If you like history and/or you want to learn more about the real America, The Edge of Anarchy will not disappoint. It will upset you though.
Since I have fallen way behind on these, I’m going to give a general overview of Louise Penny’s Armand Gamache series through the first seven books. I’m currently reading the eighth book, because there is a lot about the characters and the series I really enjoy. As you will see, something bothers me and may result in my not finishing the series.
Howard Zinn’s A People’s History of the United States is the best book I have read about American history. While it’s not perfect, I love the way Zinn acknowledges his own biases and attempts to explain a much accurate version of American history than is almost ever shared.
Greg Grandin’s Fordlandia is reported to describe the rise and fall of Henry Ford’s Brazilian rubber plantation. In reality, Fordlandia is another striking example of the destruction and exploitation brought by capitalism.
Scott Turow’s The Last Trial is billed as the final courtroom battle of 85-year-old defense lawyer Alejandro (Sandy) Stern. As a fan of Turow’s novels and Stern, who has appeared in all of them, I was conflicted as I began the book. While I recognize characters, like real people, must retire and even die, I kept thinking of how Sandy would go out and what would be next for the franchise.
I usually like Stephen King’s books. As a person waging a lifelong battle with insomnia, a book involving the insomnia of the main character interested me.
Critical is the seventh book in Robin Cook’s Jack Stapleton & Laurie Montgomery series. I have now read the first seven books in the series. Like the first six, I found Critical both entertaining and somewhat educational.
Thomas Frank’s The People No: A Brief History of Anti-Populism was an easy, entertaining read.

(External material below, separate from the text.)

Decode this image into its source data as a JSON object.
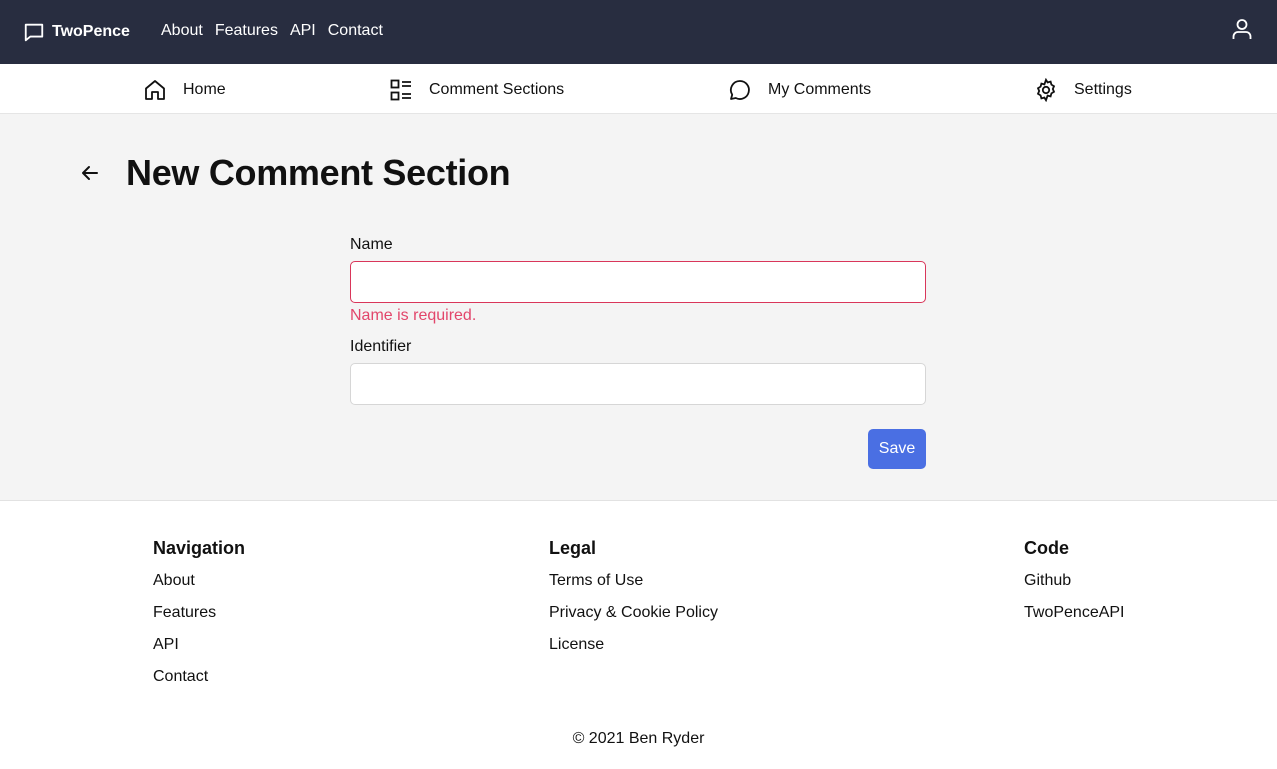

The Price of Peace is Zachary Carter’s look at the life and ideas of economist John Maynard Keynes. While economics can often be a boring subject, I found The Price of Peace to be an important, educational read.